#### [WORK ORDER]
What lines in the records below include the word "index"? Return each one.

#### [MATERIAL PROVIDED]
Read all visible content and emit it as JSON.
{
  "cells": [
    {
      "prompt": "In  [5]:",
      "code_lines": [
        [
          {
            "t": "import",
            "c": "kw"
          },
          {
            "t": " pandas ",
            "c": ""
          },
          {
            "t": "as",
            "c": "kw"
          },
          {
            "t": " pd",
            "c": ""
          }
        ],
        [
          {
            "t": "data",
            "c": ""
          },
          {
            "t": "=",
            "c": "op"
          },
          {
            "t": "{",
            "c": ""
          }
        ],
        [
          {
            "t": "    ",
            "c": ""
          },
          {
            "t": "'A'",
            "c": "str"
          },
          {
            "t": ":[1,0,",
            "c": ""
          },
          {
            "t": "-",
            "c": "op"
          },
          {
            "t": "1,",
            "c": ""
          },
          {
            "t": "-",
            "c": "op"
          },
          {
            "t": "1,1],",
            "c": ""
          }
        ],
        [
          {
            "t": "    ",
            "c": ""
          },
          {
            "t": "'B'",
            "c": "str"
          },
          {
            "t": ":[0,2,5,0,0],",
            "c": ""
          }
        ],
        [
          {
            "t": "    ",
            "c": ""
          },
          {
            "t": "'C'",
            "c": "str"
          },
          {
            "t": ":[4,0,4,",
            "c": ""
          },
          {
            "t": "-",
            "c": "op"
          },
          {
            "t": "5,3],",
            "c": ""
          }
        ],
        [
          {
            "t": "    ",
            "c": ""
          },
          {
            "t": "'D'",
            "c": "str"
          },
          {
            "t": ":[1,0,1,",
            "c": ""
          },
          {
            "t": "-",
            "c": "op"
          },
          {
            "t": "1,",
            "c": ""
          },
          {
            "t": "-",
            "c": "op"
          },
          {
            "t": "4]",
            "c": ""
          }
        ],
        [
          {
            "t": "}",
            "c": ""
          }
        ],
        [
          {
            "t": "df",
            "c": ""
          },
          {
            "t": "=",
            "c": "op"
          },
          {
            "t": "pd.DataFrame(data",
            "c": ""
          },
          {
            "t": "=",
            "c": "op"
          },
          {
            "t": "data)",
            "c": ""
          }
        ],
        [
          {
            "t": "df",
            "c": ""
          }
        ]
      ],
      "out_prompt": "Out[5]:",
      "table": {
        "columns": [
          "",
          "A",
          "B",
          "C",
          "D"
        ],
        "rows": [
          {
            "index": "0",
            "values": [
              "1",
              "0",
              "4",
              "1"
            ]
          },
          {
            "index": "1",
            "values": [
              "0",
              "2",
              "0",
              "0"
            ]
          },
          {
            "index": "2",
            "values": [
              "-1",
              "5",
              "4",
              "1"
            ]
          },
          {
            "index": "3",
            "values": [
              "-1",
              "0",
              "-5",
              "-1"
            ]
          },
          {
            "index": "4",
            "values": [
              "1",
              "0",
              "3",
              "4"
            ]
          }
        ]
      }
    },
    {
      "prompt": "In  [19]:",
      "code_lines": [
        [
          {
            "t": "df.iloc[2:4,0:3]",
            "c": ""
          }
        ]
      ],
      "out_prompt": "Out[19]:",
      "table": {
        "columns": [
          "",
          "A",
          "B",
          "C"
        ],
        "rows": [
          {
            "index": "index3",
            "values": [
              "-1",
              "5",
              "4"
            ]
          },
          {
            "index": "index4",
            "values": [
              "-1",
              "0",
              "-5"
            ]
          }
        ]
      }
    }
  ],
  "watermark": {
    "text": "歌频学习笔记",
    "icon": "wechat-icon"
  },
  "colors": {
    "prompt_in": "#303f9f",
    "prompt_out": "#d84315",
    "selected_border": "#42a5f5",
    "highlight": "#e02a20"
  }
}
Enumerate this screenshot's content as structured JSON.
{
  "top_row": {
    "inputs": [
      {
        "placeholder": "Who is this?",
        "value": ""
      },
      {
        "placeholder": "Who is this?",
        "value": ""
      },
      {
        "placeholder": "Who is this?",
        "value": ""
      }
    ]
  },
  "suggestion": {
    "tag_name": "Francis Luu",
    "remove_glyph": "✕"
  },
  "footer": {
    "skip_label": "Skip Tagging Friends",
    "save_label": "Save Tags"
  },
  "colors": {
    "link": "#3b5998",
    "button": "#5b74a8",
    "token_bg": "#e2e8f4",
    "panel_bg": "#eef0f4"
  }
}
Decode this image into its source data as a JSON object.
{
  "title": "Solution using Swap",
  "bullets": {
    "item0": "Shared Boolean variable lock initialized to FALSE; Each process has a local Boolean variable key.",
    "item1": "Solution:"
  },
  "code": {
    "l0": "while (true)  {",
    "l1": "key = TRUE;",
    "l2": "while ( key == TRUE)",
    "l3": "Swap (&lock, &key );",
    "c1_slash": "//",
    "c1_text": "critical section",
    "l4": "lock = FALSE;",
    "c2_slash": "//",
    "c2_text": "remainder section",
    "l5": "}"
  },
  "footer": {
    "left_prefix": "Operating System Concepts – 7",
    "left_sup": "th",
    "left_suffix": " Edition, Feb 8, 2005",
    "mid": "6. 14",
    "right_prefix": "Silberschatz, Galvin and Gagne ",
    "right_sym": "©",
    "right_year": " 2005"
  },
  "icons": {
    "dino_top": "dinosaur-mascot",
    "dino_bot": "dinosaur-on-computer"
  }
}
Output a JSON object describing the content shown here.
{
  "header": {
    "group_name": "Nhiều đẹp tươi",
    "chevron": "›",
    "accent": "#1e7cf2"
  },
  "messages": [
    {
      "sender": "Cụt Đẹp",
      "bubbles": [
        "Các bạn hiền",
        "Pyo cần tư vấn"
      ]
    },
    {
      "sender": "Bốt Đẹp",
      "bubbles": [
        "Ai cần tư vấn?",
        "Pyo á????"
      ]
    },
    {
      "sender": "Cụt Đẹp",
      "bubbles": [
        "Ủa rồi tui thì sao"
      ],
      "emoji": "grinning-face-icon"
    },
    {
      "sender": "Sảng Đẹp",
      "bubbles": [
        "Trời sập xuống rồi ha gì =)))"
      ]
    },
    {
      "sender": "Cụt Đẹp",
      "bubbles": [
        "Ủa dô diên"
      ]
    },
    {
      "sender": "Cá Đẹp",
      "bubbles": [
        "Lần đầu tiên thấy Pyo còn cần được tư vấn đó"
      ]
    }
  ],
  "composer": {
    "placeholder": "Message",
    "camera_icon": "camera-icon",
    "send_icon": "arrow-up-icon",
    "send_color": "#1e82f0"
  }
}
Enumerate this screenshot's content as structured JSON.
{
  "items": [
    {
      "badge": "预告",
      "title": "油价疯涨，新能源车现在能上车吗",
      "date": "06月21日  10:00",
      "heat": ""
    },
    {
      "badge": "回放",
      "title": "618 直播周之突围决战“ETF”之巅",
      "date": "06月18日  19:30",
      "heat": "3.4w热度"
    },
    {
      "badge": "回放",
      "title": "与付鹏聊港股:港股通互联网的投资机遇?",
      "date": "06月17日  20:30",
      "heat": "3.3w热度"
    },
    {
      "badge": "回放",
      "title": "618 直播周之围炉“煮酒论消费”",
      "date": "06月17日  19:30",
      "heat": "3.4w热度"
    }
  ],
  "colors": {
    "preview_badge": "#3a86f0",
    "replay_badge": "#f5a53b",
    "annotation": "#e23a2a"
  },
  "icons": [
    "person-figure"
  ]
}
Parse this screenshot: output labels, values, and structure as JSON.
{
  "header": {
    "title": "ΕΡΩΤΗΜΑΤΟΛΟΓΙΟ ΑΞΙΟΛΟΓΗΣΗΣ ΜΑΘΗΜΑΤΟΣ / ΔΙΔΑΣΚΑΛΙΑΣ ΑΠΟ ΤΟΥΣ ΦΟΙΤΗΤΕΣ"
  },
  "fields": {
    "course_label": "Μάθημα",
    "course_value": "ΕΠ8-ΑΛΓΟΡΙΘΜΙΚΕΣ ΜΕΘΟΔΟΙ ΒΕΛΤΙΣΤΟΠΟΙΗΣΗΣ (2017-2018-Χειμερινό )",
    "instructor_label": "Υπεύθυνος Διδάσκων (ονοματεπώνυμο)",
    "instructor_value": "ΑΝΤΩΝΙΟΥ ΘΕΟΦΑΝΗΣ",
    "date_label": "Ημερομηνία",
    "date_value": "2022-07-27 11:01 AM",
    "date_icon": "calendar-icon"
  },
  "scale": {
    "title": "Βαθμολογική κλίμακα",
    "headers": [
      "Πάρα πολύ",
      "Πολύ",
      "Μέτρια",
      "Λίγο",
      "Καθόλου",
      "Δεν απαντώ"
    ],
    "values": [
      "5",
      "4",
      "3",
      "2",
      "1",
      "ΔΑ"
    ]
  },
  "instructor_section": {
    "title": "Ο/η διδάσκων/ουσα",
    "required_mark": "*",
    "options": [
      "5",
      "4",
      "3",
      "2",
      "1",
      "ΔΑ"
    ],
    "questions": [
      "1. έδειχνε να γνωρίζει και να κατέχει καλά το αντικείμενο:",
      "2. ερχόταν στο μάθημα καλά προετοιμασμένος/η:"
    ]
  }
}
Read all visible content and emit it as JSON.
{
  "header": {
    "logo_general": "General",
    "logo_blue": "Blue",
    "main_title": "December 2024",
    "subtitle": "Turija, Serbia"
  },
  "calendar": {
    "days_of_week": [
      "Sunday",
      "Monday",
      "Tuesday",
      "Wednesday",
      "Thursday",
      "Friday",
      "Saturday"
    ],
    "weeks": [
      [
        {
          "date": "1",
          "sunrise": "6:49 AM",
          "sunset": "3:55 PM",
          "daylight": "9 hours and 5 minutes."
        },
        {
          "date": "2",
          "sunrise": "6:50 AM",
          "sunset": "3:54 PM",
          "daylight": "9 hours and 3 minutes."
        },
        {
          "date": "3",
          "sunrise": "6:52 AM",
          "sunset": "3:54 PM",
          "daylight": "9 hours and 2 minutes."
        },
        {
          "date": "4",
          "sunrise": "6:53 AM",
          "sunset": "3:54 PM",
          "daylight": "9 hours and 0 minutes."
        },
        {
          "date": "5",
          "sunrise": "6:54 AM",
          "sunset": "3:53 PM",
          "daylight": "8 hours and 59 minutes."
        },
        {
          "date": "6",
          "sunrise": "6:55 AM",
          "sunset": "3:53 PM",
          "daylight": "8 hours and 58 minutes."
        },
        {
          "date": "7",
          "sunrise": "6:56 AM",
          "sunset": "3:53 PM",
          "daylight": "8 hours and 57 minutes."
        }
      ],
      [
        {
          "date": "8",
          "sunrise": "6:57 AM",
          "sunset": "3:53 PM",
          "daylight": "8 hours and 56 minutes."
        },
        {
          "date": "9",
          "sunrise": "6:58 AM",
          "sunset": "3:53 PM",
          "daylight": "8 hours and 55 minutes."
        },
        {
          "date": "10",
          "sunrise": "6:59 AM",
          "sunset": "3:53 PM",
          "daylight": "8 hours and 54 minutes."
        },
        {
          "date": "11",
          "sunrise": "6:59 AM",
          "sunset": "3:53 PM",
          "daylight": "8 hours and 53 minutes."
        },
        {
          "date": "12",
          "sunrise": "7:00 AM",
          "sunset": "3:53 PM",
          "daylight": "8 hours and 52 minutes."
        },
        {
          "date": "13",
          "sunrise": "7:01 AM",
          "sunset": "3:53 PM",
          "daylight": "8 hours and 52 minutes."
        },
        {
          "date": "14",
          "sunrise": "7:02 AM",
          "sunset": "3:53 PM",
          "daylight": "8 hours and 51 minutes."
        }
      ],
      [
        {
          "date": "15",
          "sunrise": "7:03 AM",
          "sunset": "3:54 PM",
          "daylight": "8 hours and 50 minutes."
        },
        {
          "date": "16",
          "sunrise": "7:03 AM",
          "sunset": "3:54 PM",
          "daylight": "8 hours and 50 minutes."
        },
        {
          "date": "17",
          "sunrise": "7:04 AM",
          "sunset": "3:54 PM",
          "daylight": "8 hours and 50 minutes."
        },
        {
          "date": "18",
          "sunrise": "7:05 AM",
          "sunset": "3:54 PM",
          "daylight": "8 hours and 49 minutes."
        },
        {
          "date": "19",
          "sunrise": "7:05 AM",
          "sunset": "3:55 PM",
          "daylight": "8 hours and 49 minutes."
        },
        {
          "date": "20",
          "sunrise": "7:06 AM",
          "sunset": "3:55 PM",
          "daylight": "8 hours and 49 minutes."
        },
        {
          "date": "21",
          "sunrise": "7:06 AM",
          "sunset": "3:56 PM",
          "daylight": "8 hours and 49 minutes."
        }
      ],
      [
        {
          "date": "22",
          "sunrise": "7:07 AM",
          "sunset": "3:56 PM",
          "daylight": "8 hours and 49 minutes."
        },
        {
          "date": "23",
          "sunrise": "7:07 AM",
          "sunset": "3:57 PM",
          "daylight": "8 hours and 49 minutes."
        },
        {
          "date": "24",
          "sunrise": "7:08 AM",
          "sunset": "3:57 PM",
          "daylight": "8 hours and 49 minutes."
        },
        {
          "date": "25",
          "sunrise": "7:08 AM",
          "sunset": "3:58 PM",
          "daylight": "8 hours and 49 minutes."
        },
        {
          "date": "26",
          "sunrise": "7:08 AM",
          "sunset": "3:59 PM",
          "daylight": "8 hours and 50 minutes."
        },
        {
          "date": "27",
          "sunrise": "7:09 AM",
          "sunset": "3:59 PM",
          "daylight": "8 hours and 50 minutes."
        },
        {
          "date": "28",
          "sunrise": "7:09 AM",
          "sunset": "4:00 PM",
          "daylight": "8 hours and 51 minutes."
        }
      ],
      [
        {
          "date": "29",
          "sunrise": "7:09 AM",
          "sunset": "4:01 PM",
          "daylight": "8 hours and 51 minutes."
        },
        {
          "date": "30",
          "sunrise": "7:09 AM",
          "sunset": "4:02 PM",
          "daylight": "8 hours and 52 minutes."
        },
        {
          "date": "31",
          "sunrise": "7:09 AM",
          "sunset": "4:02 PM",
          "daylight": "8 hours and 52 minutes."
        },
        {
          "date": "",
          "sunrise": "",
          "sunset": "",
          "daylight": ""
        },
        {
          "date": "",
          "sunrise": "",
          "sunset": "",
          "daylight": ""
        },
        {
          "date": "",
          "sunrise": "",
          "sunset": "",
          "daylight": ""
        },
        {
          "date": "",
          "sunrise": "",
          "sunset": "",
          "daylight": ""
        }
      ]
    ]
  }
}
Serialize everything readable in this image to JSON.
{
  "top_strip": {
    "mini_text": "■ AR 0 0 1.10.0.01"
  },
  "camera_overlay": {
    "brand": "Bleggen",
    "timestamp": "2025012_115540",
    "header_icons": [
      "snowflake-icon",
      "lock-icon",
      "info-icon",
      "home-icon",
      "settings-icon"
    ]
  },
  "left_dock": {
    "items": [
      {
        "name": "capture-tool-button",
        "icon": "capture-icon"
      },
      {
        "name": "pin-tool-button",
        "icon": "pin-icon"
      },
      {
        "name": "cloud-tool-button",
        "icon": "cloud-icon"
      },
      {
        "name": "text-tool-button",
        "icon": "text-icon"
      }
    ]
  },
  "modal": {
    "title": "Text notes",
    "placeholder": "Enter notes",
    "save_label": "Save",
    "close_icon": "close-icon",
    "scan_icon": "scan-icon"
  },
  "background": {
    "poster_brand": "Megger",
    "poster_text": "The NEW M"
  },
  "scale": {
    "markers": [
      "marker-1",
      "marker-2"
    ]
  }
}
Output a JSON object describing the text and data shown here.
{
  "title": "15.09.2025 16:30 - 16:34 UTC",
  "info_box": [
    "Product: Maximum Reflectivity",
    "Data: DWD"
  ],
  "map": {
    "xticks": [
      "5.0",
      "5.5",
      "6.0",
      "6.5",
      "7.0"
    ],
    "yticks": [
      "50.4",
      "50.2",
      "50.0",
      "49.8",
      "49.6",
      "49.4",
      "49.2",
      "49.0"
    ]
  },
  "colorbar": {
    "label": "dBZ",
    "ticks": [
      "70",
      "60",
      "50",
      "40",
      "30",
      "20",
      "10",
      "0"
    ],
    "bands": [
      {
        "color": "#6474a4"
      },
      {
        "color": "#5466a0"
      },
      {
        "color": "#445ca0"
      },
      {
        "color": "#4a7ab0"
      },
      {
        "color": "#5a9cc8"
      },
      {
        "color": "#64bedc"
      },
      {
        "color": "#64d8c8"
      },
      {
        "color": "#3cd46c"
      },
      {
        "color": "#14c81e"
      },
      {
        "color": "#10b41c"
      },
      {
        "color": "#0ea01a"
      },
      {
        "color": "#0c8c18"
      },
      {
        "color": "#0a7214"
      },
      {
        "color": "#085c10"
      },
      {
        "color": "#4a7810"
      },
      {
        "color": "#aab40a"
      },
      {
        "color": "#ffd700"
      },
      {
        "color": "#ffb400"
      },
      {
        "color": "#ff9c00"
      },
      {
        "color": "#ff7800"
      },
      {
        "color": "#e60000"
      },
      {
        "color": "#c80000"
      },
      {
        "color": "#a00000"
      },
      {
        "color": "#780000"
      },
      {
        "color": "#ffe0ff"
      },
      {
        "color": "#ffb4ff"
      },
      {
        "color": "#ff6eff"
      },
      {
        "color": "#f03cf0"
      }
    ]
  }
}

#### [WRITTEN REPLY]
            "index": "0",
            "index": "1",
            "index": "2",
            "index": "3",
            "index": "4",
            "index": "index3",
            "index": "index4",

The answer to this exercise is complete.